    • Excellent point, Muna. Somaliland's ultimate decision makers are its people and they have already spoken, loud and clear. The union has failed and for over two decades Somaliland has charted its own course, it is time for acceptance of the realities on the ground.

  11. @ Ali. E bantu boy and his ilk Yusuf Faqash

    I have noted that all wanlaweyns and a few enemy inside like Yusuf Faqash misunderstood the gist of the above article. They both have consulted their Bantupedia and thought because 1+1 is 2, no + no = 2nos.

    You two morons, before you start celebrating your fake dream come true wishes, read the article again with the following lenses:
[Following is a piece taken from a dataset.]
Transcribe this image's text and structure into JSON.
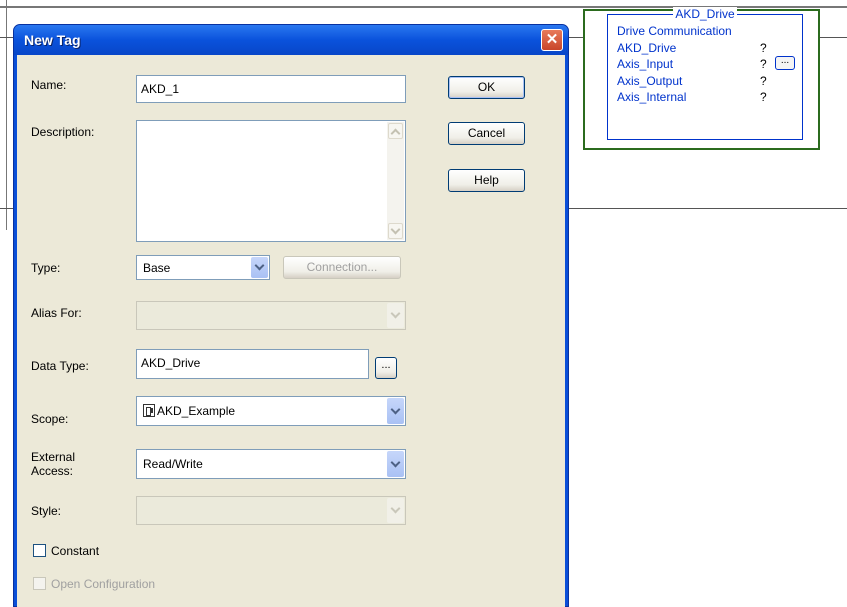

    In standard English double negative does not mean intensified negation. Your pseudo-algebraic logic does not apply. Of course, there are languages that use double negative like French, Spanish, pidgin English and Somali.

    Je N'en sais RIEN (French)
    Yo NO se NADA (Spanish)
    I Don’t know NOTHING (pidgin English spoken in African American ghettos)
    WAXBA ma garanayo (Somali)

    All these sentences translated literally mean “I don’t know nothing”, logically mean “I know something” and laterally mean “I know nothing”. Are you still with me, Bantu boy and Yusuf Faqash? We will not forgive you if you confuse logic with grammar.

    Now the difference between the Quraysh of Somaliland and the Bantu in Wanlaweyn plus their bantuzised Isaaq faqash, the inside enemy like Yusuf, is that while the Quraysh learn the standard English, these morons learn the pidgin English spoken in African American ghettos because of their natural affinity.

    Yusuf Faqash if you stab your people in the back, you will share your lot with your bantu ilk.